Some businesses import beans directly from high-value coffee destinations such as Colombia, Brazil, Ethiopia and Timor Leste.
Sustainability and fair trade a focus
In an increasingly environmentally-aware country, fair-trade business models are emerging in New Zealand’s coffee industry. Customers care about where their coffee comes from, and organic, single-origin and ethical beans are highly celebrated.
This demand paves the way for both big and small Latin American coffee producers. Kiwis are socially conscious, and their thirst for diversity means they’re likely to foot the bill for a better-quality brew.
Exporting to New Zealand? Reach out for assistance
New Zealand is home to a healthy and diverse economic environment. To take advantage of the country’s caffeine-driven communities, it’s important to understand export and/or company incorporation requirements. We can help make sure your export operation or commercial expansion runs as smoothly as possible.

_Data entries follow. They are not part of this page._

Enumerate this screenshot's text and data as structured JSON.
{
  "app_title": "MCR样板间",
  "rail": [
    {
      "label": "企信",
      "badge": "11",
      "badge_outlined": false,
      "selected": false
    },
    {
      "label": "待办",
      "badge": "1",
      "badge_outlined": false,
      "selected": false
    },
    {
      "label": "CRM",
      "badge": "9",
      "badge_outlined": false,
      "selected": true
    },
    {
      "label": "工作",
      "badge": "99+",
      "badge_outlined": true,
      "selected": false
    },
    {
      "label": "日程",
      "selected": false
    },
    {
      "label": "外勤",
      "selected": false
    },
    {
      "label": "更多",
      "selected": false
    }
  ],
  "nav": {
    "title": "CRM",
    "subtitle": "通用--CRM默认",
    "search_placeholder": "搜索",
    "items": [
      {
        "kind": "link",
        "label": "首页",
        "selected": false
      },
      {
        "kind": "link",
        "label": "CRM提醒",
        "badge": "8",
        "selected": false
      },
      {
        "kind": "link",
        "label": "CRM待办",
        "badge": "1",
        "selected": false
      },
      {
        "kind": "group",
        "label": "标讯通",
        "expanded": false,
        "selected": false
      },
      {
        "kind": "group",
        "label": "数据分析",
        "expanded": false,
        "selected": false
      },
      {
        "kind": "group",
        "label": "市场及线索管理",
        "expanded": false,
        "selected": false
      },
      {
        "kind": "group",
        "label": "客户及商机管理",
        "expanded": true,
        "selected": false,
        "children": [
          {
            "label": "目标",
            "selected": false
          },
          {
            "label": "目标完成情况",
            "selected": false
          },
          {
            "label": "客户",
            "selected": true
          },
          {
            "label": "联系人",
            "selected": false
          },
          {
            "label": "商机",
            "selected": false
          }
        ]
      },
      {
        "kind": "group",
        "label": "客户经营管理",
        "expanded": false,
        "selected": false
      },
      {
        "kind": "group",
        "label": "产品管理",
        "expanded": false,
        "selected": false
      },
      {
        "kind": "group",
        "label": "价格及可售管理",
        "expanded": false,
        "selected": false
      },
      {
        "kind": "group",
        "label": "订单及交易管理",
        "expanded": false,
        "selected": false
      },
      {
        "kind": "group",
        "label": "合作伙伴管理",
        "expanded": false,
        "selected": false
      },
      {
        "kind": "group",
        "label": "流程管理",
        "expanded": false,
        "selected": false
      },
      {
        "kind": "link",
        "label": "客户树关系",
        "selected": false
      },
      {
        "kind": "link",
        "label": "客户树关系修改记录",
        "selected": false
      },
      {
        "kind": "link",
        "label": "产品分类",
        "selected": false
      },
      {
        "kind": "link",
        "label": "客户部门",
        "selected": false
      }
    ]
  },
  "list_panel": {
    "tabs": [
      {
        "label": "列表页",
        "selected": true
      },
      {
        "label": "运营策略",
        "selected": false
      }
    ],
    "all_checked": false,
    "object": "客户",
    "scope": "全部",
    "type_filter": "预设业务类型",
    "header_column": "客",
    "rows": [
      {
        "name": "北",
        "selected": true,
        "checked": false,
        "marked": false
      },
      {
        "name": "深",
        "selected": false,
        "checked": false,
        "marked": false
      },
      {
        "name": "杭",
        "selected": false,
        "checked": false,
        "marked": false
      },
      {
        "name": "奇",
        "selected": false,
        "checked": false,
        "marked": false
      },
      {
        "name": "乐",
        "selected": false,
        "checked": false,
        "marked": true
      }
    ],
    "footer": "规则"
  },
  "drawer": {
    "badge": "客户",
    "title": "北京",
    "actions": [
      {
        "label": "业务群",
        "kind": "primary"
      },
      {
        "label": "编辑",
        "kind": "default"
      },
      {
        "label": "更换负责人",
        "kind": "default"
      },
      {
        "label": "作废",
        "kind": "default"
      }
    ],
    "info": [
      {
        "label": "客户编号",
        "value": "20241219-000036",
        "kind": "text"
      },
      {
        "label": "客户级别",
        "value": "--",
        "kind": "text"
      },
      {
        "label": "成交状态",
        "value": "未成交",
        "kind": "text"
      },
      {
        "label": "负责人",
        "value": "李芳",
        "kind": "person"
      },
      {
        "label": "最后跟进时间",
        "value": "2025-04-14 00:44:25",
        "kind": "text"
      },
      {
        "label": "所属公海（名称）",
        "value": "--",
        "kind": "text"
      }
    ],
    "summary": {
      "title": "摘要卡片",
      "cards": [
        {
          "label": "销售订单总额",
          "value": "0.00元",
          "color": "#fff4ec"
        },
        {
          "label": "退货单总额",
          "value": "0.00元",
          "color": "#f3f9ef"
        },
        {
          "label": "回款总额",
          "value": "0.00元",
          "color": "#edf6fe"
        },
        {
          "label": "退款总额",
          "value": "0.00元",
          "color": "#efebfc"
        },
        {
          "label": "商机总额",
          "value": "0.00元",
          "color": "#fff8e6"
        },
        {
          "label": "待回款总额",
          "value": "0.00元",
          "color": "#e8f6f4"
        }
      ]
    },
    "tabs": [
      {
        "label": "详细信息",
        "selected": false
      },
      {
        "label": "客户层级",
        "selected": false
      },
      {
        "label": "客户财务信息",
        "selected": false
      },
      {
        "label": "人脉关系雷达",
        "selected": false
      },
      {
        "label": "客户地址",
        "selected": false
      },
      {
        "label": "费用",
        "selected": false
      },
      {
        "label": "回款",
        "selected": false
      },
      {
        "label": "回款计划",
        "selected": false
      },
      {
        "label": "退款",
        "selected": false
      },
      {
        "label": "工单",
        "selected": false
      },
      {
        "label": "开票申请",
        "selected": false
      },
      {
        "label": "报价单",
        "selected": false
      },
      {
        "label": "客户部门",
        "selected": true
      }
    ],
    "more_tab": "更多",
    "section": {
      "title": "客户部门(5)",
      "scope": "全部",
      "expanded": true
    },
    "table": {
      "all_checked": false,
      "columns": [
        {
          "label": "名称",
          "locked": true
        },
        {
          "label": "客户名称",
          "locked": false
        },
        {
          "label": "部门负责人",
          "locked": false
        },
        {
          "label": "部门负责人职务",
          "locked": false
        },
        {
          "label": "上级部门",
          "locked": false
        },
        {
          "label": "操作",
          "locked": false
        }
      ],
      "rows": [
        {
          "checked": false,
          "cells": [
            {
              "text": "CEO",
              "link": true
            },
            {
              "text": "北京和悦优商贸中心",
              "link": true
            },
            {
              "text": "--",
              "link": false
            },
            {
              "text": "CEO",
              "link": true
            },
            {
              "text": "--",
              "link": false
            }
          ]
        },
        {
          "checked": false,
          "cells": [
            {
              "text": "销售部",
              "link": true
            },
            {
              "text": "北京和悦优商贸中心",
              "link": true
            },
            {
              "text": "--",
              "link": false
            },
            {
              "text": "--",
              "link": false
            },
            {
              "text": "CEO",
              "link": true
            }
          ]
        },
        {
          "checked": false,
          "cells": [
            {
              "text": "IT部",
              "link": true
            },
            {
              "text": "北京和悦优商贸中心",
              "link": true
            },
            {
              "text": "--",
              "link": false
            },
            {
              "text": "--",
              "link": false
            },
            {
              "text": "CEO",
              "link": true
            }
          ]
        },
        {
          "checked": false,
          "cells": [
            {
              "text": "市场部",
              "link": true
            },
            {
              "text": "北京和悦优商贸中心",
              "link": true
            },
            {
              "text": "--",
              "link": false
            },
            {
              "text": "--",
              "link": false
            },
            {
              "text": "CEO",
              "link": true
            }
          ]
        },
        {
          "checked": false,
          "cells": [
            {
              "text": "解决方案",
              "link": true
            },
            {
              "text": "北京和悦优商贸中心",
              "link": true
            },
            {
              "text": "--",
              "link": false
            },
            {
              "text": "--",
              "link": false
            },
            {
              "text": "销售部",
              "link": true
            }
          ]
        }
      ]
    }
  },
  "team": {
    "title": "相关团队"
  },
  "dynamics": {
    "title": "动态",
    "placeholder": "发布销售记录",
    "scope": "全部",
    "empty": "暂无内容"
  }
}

Biz Latin Hub offers customized business solutions in a number of market-entry and back-office services. This includes company formation and financial services. Our New Zealand team offers expert support to ensure a smooth process for you and your business.
Contact us here and we’ll help you design a strategy to capitalize on your commercial opportunities.
The information provided here within should not be construed as formal guidance or advice. Please consult a professional for your specific situation. Information provided is for informative purposes only and may not capture all pertinent laws, standards, and best practices. The regulatory landscape is continually evolving; information mentioned may be outdated and/or could undergo changes. The interpretations presented are not official. Some sections are based on the interpretations or views of relevant authorities, but we cannot ensure that these perspectives will be supported in all professional settings.